Stored entries
━━━━━━━━━━━━━━━━━━━━━━━━━━━━━━

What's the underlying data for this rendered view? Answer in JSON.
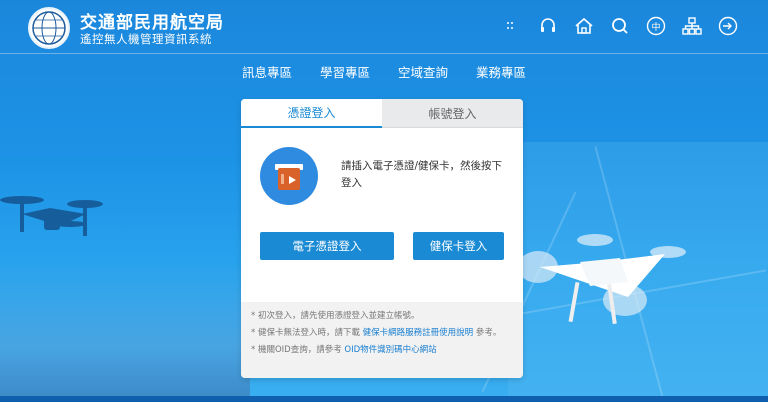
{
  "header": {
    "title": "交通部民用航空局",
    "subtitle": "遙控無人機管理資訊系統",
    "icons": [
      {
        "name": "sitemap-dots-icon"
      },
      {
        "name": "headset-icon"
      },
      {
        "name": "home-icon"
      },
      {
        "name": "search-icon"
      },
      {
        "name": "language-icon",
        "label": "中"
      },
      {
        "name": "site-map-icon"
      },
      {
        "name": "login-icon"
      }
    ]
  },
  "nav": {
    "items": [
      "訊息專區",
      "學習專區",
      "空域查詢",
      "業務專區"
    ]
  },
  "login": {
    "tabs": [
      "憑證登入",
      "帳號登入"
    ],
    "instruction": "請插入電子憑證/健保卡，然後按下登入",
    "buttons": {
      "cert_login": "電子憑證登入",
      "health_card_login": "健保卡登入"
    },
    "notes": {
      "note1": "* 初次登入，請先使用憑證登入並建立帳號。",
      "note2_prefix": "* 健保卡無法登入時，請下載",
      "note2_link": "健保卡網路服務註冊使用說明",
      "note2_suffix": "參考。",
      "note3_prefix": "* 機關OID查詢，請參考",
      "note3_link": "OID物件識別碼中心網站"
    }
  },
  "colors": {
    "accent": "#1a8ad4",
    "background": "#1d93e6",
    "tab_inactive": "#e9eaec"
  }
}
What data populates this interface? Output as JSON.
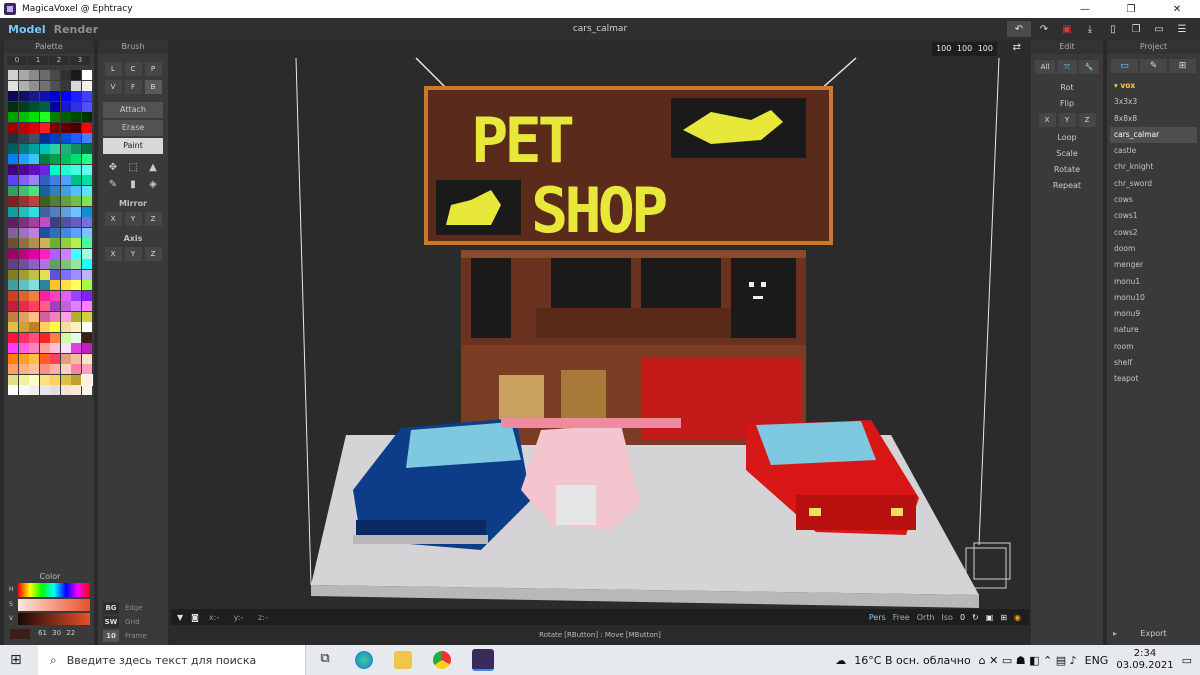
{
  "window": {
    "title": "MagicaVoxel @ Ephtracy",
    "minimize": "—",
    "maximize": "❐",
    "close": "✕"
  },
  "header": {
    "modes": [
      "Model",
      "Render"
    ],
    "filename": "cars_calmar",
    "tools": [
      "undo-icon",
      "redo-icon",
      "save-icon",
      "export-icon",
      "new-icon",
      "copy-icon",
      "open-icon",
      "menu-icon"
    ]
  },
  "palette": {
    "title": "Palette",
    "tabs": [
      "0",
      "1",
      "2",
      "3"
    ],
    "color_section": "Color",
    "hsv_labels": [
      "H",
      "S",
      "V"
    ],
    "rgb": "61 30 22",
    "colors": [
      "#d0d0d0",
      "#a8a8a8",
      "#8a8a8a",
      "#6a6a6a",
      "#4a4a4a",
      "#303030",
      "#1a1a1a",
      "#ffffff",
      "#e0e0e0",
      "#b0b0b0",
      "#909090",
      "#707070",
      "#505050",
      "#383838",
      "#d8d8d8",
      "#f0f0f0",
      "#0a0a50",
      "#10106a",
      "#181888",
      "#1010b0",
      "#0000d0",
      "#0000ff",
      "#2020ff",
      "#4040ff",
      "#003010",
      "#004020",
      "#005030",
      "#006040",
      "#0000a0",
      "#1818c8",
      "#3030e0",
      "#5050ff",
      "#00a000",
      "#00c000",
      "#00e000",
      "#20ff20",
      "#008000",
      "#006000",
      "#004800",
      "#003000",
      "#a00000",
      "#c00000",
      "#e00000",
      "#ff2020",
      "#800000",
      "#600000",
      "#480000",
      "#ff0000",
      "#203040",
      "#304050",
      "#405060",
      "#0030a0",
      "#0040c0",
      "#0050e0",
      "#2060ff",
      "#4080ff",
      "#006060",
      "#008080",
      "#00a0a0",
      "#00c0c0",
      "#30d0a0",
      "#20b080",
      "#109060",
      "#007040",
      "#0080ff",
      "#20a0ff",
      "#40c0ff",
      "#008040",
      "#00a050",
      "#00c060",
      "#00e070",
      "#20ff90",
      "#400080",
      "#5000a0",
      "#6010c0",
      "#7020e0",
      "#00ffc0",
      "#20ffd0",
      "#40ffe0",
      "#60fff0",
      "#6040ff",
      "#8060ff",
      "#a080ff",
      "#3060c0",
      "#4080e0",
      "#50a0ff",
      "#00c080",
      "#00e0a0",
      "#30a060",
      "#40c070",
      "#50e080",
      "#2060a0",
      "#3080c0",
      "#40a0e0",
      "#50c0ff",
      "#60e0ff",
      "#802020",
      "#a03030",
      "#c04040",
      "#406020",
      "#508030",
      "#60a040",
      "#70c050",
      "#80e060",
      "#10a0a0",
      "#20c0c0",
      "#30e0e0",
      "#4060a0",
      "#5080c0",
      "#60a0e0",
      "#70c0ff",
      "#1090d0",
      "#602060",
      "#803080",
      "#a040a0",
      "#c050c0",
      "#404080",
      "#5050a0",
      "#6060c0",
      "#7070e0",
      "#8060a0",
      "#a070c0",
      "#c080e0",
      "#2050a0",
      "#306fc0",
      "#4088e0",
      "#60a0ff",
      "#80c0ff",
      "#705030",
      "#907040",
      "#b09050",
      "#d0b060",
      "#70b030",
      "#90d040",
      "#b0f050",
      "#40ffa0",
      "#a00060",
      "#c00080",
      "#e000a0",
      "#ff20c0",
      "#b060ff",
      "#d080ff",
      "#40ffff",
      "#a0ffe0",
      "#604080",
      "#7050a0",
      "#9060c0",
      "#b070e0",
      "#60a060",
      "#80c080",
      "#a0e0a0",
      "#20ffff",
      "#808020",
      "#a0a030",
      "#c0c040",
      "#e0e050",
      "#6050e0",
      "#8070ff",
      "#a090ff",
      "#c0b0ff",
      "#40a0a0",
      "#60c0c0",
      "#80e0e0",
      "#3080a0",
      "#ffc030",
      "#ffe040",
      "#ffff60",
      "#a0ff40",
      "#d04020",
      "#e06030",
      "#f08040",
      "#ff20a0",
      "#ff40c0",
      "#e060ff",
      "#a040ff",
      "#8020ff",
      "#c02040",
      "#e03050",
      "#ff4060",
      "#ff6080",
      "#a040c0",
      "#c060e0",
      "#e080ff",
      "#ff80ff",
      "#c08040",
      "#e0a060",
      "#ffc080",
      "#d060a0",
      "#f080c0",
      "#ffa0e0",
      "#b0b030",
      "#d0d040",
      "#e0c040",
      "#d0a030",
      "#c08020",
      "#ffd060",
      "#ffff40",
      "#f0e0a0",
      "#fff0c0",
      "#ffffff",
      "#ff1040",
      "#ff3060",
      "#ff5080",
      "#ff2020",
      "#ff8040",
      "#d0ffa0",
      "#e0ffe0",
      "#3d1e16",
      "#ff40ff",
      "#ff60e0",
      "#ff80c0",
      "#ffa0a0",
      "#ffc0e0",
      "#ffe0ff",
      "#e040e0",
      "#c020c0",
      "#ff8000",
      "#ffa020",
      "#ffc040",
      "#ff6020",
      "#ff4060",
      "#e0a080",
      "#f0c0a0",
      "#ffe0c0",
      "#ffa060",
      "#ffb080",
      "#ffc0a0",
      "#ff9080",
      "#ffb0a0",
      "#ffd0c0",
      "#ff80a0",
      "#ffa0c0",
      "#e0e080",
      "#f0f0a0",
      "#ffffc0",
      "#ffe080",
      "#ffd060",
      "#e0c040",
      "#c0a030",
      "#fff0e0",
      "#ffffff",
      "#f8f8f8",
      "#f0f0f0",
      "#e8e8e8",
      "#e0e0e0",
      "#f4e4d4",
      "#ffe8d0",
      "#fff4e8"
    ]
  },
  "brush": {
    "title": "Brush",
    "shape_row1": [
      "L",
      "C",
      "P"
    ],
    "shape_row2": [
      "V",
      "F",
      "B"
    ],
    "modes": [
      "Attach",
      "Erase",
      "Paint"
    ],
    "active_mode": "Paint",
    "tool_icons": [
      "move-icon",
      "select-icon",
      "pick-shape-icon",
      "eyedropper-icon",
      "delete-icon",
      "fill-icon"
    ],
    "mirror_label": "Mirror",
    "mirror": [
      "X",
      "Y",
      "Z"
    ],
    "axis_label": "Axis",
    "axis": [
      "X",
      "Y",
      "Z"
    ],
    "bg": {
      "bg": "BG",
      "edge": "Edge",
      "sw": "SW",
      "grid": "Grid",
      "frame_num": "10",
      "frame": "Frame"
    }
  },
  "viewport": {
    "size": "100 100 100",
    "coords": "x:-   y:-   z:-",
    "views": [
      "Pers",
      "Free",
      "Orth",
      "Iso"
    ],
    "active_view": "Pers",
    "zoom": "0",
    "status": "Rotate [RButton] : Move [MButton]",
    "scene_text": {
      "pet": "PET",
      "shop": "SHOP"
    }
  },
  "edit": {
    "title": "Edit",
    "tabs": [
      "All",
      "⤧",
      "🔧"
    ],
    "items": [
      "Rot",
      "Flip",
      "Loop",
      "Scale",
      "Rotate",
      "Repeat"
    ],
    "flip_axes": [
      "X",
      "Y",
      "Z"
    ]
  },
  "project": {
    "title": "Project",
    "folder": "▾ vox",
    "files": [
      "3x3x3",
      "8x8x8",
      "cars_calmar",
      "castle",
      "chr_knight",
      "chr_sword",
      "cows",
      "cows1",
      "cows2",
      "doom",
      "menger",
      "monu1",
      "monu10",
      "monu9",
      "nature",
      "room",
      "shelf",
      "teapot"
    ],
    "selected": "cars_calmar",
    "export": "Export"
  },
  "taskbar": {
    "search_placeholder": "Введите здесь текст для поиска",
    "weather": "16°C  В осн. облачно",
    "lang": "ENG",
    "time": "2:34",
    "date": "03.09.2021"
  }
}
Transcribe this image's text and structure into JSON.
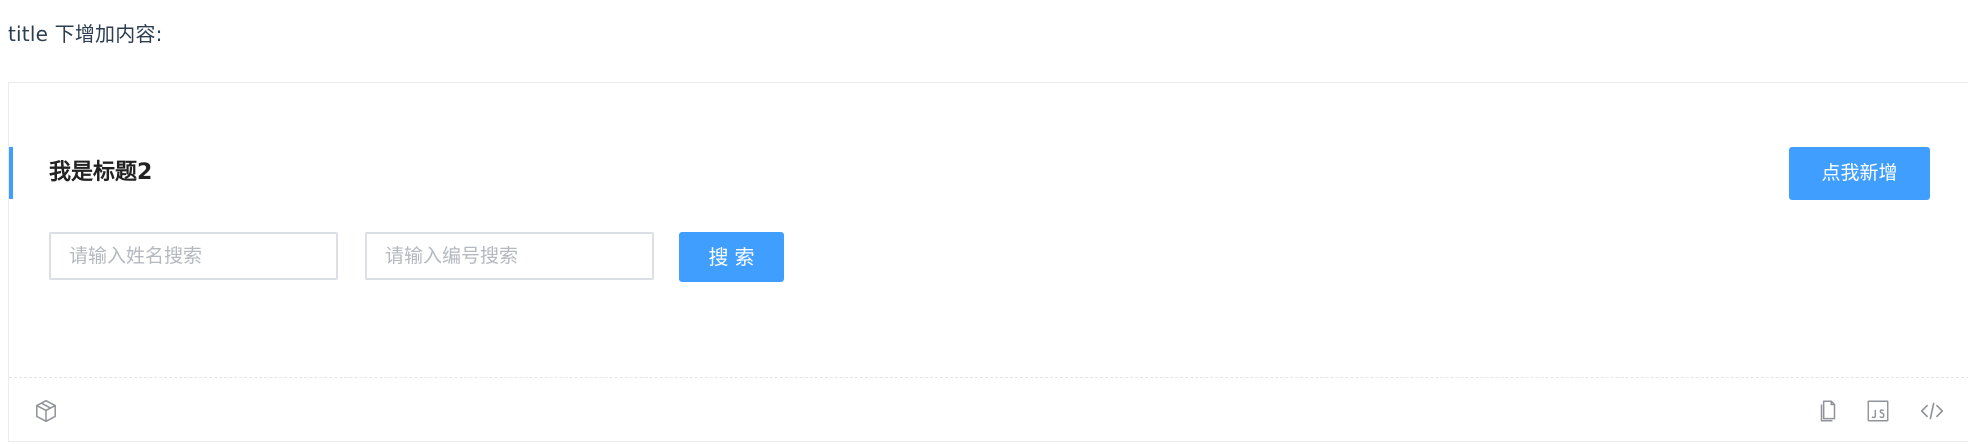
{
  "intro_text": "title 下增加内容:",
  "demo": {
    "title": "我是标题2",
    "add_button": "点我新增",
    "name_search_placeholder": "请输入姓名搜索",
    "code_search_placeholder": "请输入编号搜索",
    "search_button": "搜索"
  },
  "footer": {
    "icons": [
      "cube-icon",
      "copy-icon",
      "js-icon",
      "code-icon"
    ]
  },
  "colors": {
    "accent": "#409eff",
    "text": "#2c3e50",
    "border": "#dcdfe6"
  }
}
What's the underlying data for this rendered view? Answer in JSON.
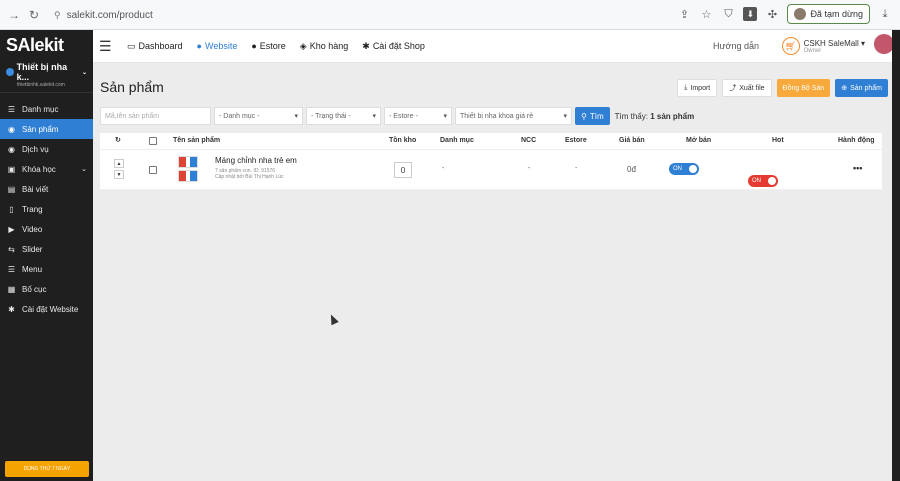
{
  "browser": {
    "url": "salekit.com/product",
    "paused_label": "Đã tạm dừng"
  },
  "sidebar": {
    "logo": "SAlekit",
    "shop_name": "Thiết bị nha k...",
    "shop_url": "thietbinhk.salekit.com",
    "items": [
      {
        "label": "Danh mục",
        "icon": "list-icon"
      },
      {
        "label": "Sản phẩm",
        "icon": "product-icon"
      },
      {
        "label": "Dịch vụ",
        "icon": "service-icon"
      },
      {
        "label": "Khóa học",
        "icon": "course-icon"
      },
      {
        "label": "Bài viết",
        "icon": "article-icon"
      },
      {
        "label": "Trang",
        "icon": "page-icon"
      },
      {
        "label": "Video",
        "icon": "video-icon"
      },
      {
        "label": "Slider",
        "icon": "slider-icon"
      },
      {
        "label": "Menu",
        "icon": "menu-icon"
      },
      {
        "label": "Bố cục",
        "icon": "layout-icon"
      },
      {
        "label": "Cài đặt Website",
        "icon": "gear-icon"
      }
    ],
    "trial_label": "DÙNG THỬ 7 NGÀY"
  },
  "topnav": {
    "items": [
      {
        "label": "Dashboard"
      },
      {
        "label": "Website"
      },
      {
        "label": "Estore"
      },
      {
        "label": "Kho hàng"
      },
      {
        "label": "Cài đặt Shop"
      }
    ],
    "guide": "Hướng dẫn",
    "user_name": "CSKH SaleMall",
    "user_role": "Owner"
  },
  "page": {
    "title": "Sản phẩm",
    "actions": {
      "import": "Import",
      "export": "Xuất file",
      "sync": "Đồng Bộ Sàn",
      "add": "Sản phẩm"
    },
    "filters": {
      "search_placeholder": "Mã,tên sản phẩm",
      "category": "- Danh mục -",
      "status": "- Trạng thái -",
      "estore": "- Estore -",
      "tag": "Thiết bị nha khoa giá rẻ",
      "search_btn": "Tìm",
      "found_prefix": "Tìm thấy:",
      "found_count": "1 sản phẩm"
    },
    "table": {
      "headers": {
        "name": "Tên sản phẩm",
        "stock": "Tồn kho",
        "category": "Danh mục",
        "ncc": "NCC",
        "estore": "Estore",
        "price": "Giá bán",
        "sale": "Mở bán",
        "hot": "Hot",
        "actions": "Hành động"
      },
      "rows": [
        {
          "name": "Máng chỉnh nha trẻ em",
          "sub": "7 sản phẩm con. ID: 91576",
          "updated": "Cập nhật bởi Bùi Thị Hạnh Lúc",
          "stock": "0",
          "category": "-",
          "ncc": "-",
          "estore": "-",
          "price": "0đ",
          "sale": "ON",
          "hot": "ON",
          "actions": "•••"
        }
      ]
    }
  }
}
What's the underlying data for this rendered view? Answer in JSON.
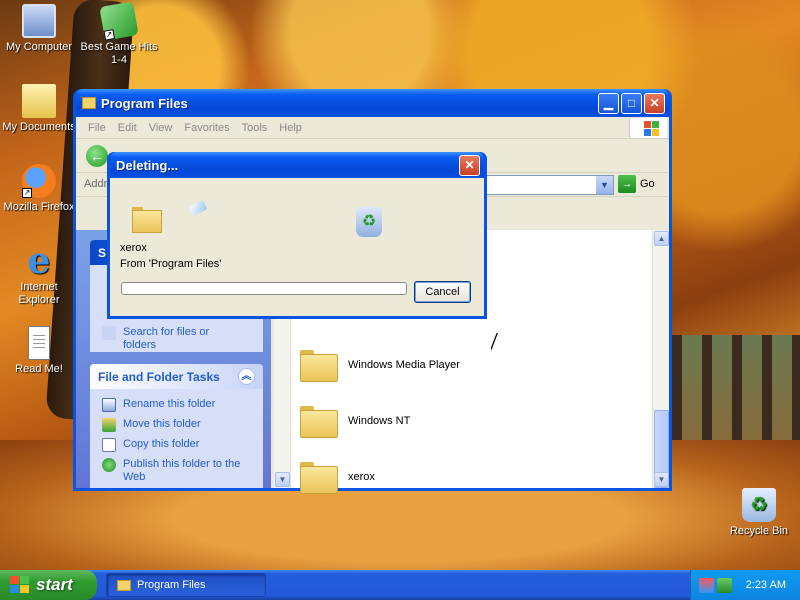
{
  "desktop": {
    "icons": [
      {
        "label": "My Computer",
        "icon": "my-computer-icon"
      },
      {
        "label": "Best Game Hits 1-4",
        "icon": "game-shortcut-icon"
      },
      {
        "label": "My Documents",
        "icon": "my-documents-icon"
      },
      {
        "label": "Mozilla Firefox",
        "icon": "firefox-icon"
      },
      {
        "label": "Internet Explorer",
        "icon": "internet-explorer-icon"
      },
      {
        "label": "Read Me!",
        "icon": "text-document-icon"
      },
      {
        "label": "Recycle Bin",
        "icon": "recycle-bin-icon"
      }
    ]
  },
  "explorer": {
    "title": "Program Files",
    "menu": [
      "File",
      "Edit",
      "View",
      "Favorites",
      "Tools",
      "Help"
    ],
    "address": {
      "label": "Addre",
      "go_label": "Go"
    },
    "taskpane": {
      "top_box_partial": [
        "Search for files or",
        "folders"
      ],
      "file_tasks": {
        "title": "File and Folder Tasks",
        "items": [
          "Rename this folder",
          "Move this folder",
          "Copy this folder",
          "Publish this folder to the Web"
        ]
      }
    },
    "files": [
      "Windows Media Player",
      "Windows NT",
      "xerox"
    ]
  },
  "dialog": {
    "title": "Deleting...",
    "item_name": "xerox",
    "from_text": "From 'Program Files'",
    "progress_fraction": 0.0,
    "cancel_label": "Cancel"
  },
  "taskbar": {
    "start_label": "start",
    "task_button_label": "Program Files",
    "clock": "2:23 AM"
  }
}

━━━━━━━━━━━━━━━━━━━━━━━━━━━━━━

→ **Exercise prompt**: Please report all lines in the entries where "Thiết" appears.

→ **Solution for this problem**:
    "shop_name": "Thiết bị nha k...",
      "tag": "Thiết bị nha khoa giá rẻ",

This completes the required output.